Thursday, August 2, 2012 |
Shelagh Rogers interviewed many fabulous authors this past season on The Next Chapter. Every now and then, she would have a conversation so compelling, juicy, riveting or fascinating that it deserved more time than the radio show could allow. So, The Next Chapter has offered up extended versions of those conversations as special webisodes and podcasts.
Every Thursday in July and August, CBC Books will bring you Shelagh's Summer Specials, an encore presentation of those great full-length conversations.
Shelagh's Summer Special this week is her conversation with Kim Thuy about her novel Ru. Ru is a series of short, powerful vignettes that weave back and forth through time and place. An edited version of this interview originally aired on the April 30, 2011, episode.

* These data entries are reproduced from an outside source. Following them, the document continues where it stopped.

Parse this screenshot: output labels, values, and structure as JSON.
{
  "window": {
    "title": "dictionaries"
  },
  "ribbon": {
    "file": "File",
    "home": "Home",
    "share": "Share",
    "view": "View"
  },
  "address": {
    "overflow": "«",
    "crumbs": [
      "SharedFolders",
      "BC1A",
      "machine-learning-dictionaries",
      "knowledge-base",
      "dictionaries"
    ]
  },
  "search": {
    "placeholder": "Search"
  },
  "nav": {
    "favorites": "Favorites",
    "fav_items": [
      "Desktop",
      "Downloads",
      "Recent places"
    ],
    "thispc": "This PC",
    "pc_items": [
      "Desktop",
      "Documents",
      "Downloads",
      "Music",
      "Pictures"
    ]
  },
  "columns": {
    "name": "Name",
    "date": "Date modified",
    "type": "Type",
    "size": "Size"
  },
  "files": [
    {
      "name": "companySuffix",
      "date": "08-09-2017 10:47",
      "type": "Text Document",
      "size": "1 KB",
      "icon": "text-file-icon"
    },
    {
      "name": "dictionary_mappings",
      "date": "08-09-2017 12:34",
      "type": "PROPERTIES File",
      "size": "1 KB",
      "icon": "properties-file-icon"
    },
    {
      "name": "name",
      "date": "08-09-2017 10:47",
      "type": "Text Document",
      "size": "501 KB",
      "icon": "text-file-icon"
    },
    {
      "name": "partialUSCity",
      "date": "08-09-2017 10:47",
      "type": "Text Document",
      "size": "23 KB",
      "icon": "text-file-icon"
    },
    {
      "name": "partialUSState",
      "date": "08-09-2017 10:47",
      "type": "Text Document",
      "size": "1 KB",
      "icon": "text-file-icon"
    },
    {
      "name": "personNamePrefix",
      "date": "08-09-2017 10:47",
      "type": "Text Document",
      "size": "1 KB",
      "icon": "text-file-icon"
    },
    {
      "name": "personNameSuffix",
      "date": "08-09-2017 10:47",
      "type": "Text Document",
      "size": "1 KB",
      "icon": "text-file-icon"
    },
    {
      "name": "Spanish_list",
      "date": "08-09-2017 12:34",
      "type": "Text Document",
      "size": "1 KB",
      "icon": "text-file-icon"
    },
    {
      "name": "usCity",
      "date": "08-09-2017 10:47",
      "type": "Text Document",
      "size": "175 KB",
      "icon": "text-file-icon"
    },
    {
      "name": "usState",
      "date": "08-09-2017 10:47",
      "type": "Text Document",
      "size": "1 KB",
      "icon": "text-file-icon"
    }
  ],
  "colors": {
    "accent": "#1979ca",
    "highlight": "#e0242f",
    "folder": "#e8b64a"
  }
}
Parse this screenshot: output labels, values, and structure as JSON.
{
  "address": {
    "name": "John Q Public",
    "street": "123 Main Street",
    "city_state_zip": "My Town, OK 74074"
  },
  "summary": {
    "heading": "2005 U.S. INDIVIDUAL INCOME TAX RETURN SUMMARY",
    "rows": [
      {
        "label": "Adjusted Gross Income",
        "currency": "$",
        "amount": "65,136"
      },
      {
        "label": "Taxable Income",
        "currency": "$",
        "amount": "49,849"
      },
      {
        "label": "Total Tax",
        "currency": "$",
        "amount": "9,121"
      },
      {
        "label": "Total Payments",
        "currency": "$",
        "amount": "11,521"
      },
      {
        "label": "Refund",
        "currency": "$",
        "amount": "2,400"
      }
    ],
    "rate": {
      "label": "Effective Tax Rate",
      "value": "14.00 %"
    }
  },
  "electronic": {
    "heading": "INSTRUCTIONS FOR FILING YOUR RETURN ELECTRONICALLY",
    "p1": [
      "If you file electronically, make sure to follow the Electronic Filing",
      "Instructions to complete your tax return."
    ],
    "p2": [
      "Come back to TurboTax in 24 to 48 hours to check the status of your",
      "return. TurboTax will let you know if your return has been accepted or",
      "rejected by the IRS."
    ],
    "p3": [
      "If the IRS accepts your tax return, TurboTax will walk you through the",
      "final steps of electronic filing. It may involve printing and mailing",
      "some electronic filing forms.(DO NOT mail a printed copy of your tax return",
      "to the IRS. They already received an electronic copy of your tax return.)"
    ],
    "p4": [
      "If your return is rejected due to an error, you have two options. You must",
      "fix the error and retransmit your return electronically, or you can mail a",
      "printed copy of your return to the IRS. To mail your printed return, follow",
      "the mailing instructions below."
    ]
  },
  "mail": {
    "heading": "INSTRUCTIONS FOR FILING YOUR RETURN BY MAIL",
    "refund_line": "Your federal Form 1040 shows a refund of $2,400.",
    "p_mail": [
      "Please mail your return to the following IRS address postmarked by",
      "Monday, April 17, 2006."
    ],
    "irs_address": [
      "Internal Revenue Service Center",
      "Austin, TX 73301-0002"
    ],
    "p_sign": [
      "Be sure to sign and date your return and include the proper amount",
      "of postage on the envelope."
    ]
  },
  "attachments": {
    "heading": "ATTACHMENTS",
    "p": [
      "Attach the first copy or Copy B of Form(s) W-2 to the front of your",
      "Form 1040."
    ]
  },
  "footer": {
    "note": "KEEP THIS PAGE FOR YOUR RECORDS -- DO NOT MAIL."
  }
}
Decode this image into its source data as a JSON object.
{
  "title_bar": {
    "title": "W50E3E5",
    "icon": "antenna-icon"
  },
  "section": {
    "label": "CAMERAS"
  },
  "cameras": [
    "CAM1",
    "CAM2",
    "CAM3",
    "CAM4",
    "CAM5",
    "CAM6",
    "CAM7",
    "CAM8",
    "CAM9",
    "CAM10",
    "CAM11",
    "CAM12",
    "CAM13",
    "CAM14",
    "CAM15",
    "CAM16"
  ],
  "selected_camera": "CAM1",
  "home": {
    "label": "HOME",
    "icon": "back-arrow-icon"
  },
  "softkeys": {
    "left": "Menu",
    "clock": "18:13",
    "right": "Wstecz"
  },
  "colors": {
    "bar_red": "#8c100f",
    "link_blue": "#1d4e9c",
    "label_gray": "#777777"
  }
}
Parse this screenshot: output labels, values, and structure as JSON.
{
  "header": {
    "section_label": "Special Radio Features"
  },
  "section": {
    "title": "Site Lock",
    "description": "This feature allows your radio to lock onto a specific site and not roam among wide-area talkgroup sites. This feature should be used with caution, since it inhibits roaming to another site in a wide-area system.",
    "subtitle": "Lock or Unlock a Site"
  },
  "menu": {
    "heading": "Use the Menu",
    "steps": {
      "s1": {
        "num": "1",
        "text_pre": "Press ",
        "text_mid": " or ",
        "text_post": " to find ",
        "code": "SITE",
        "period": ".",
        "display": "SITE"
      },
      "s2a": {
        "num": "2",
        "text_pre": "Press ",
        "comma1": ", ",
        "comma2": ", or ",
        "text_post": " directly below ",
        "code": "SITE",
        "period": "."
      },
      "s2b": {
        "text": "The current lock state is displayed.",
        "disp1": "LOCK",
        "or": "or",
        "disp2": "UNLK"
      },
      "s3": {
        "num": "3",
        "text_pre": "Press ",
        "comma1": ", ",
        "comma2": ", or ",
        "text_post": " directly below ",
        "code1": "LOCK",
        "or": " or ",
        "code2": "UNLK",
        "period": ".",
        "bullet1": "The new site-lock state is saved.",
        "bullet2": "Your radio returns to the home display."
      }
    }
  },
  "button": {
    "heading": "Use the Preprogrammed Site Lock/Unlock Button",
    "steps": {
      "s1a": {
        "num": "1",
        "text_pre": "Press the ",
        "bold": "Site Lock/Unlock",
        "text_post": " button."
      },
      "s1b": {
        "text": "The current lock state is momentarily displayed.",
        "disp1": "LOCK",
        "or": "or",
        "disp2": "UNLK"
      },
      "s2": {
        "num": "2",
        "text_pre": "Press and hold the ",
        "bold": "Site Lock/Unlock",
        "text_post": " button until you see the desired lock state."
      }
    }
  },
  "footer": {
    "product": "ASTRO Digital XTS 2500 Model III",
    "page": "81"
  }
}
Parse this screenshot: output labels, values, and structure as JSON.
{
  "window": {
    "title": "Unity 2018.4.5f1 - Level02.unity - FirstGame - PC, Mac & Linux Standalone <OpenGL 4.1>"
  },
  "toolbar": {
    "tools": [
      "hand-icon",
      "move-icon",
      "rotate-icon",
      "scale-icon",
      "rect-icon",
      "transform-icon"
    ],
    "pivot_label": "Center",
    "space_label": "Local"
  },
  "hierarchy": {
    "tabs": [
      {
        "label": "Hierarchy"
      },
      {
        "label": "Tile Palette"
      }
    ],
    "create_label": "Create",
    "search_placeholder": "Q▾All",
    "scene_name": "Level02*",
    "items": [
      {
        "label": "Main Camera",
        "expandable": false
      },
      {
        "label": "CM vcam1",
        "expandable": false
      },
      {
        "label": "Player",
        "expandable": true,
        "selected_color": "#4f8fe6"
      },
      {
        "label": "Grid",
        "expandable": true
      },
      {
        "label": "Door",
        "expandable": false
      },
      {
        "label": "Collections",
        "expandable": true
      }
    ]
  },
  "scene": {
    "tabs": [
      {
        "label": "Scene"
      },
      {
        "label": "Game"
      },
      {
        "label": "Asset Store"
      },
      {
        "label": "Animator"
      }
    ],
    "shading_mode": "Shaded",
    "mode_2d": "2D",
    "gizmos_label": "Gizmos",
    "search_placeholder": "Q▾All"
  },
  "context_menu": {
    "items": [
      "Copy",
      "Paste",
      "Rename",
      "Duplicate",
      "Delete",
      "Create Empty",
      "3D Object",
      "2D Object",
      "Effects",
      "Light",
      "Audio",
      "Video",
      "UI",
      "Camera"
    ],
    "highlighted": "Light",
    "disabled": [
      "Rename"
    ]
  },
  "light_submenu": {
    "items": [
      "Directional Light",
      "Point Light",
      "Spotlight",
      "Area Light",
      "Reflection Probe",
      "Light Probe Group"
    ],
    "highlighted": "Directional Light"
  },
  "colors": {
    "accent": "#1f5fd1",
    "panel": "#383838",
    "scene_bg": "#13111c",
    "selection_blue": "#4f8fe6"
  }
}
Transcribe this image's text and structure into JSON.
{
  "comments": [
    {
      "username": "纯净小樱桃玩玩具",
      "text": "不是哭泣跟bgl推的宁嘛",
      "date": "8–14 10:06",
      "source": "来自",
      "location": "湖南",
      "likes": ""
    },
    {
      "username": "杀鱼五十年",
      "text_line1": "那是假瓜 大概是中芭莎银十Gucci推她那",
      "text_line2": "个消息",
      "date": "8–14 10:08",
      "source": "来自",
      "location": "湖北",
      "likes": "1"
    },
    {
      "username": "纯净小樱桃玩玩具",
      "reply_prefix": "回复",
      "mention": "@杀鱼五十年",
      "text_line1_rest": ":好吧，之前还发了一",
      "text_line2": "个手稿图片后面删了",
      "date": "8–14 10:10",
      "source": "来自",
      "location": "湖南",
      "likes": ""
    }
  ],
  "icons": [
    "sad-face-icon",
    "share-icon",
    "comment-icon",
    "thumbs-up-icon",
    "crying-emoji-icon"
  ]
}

We hope you enjoy!
You can hear The Next Chapter on CBC Radio One every Monday at 1 p.m. and Saturday at 4 p.m. (a half hour later in Newfoundland).
On its book sleeve, Kim Thuy's novel Ru is described as "a lullaby for Vietnam and a love letter to a new homeland." A series of short, powerful vignettes that move back and forth through time and place, Ru begins after the fall of Vietnam and tells the story of one woman's journey from a comfortable home in Saigon to a crowded refugee camp in Malaysia, and finally to a new home in small-town Quebec. Ru is considered fiction, but author Thuy took the same journey as her protagonist.
When asked to categorize the book, Thuy couldn't. "I guess I'm a very confused girl," she laughed. In fact, Thuy believes "it's not a book because it's so tiny. It's only 140 pages."
Moreover, those pages are sparsely populated. This lack of categorization and lack of density was purposeful on Thuy's part. "My first observation was to play with words. It wasn't to write a story," she told The Next Chapter host Shelagh Rogers.
And when she decided to take the notes she had written down between shifts at the restaurant she worked at and turn them into something more, Thuy deliberately cut the prose significantly. "Every single paragraph that you see, there had been three or four pages there. My work was to take out whatever was not needed." Thuy did this to strengthen the story but also to push herself as a writer. "it was a humility lesson for someone like me, who loved words, to take them out and to just throw them away."
When Thuy was writing, she let herself blend together fact and fiction -- deleting historical events and blending characters together. "I gave myself the freedom to just rely on the freedom of my memory," she said."Is it fiction? I don't know."
Thuy's journey to become a writer was just as fragmented as the book she produced. By the time she was 10 years old, she had lived in "a country at war, then a country in chaos because of the transition, then a refugee camp" before coming to a small town in Quebec. When her family arrived here, they felt it was a fresh start: literally and figuratively. The town welcomed them with open arms in the midst of a very Canadian winter. "When we arrived here, at the airport, there was snow everywhere," she said. "It's funny to say but that whiteness gave us a sense of purity and virginity."
Thuy's family took whatever jobs they could find to make ends meet, and she grew up with the same strong work ethic. She became a lawyer, then a chef, and subsequently opened her own restaurant. When the restaurant closed, Thuy's husband forced her to take a month off to contemplate what she really wanted to do. "That was a very difficult question for me to answer," she said. "As an immigrant you don't ask yourself that question. You just take whatever jobs come to you." Out of boredom, she began organizing her notes about her life and journey during this time. When the month was up, Thuy decided to give herself a year and see where her writing would take her.
Ru was published in 2009 in French and became a runaway hit in Quebec. It won a slew of awards, including the Governor General's Literary Award for French-language fiction. Thanks to a translation by award-winning translator Sheila Fischman, English Canadians can also learn about Thuy's journey.
"I never felt that I arrived here as an immigrant. I arrived here almost like an adoptive child," she said. "I loved this country from minute number one."